Using the word "channel" as the filter, copy each matching line from the records.
---
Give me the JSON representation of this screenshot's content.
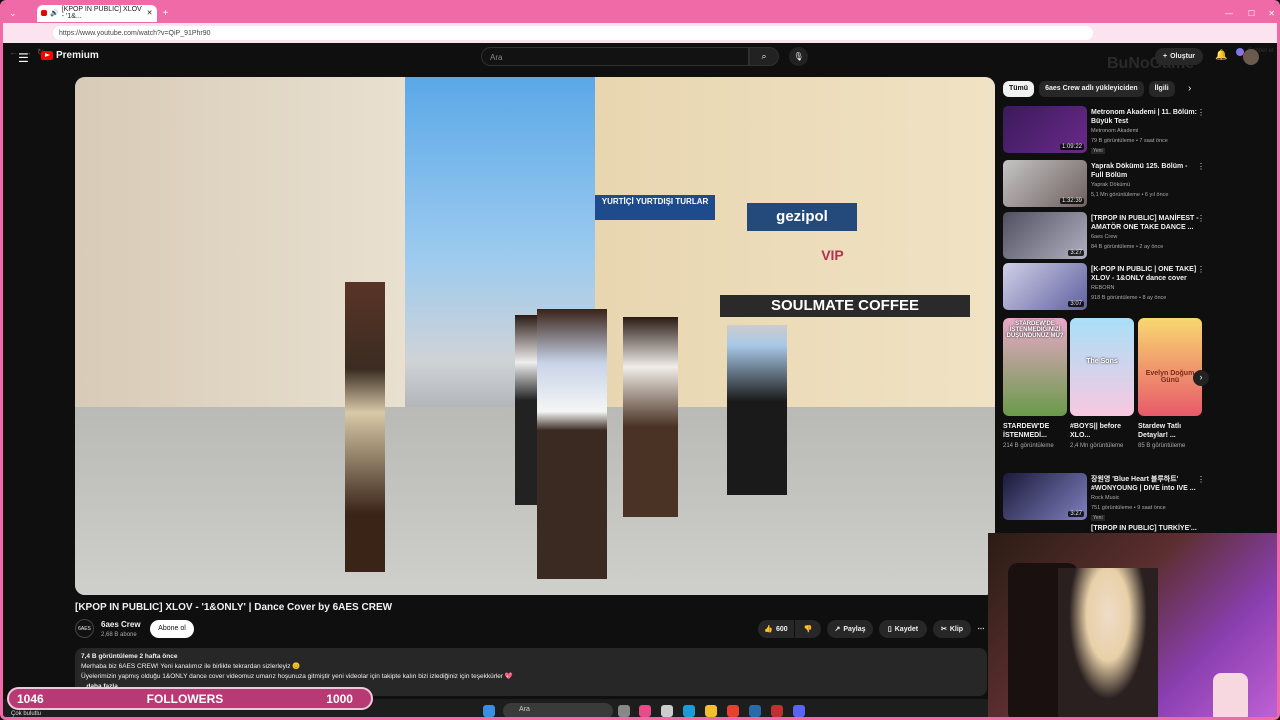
{
  "browser": {
    "tab_title": "[KPOP IN PUBLIC] XLOV - '1&...",
    "url": "https://www.youtube.com/watch?v=QiP_91Phr90",
    "chat_label": "Sohbet et"
  },
  "youtube": {
    "logo": "Premium",
    "search_placeholder": "Ara",
    "create_label": "Oluştur"
  },
  "video": {
    "title": "[KPOP IN PUBLIC] XLOV - '1&ONLY' | Dance Cover by 6AES CREW",
    "channel": "6aes Crew",
    "subscribers": "2,68 B abone",
    "subscribe_label": "Abone ol",
    "likes": "600",
    "share_label": "Paylaş",
    "save_label": "Kaydet",
    "clip_label": "Klip",
    "views_date": "7,4 B görüntüleme  2 hafta önce",
    "desc_line1": "Merhaba biz 6AES CREW! Yeni kanalımız ile birlikte tekrardan sizlerleyiz 😊",
    "desc_line2": "Üyelerimizin yapmış olduğu 1&ONLY dance cover videomuz umarız hoşunuza gitmiştir yeni videolar için takipte kalın bizi izlediğiniz için teşekkürler 💖",
    "more": "...daha fazla",
    "scene_sign1": "gezipol",
    "scene_sign2": "SOULMATE COFFEE",
    "scene_sign3": "YURTİÇİ YURTDIŞI TURLAR",
    "scene_sign4": "VIP"
  },
  "sidebar": {
    "chips": [
      "Tümü",
      "6aes Crew adlı yükleyiciden",
      "İlgili"
    ],
    "recs": [
      {
        "title": "Metronom Akademi | 11. Bölüm: Büyük Test",
        "channel": "Metronom Akademi",
        "meta": "79 B görüntüleme • 7 saat önce",
        "duration": "1:09:22",
        "badge": "Yeni"
      },
      {
        "title": "Yaprak Dökümü 125. Bölüm - Full Bölüm",
        "channel": "Yaprak Dökümü",
        "meta": "5,1 Mn görüntüleme • 6 yıl önce",
        "duration": "1:32:39",
        "badge": ""
      },
      {
        "title": "[TRPOP IN PUBLIC] MANİFEST - AMATÖR ONE TAKE DANCE ...",
        "channel": "6aes Crew",
        "meta": "84 B görüntüleme • 2 ay önce",
        "duration": "3:27",
        "badge": ""
      },
      {
        "title": "[K-POP IN PUBLIC | ONE TAKE] XLOV - 1&ONLY dance cover",
        "channel": "REBORN",
        "meta": "918 B görüntüleme • 8 ay önce",
        "duration": "3:07",
        "badge": ""
      },
      {
        "title": "장원영 'Blue Heart 블루하트' #WONYOUNG | DIVE into IVE ...",
        "channel": "Rock Music",
        "meta": "751 görüntüleme • 9 saat önce",
        "duration": "3:27",
        "badge": "Yeni"
      }
    ],
    "shorts": [
      {
        "title": "STARDEW'DE İSTENMEDİ...",
        "views": "214 B görüntüleme"
      },
      {
        "title": "#BOYS|| before XLO...",
        "views": "2,4 Mn görüntüleme"
      },
      {
        "title": "Stardew Tatlı Detaylar! ...",
        "views": "85 B görüntüleme"
      }
    ],
    "short_overlay": [
      "STARDEW'DE İSTENMEDİĞİNİZİ DÜŞÜNDÜNÜZ MÜ?",
      "The Sons",
      "Evelyn Doğum Günü"
    ],
    "partial_next": "[TRPOP IN PUBLIC] TURKİYE'..."
  },
  "overlay": {
    "watermark": "BuNoGame",
    "followers_left": "1046",
    "followers_label": "FOLLOWERS",
    "followers_right": "1000"
  },
  "taskbar": {
    "search": "Ara",
    "status": "Çok bulutlu"
  }
}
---
Output:
    "channel": "6aes Crew",
        "channel": "Metronom Akademi",
        "channel": "Yaprak Dökümü",
        "channel": "6aes Crew",
        "channel": "REBORN",
        "channel": "Rock Music",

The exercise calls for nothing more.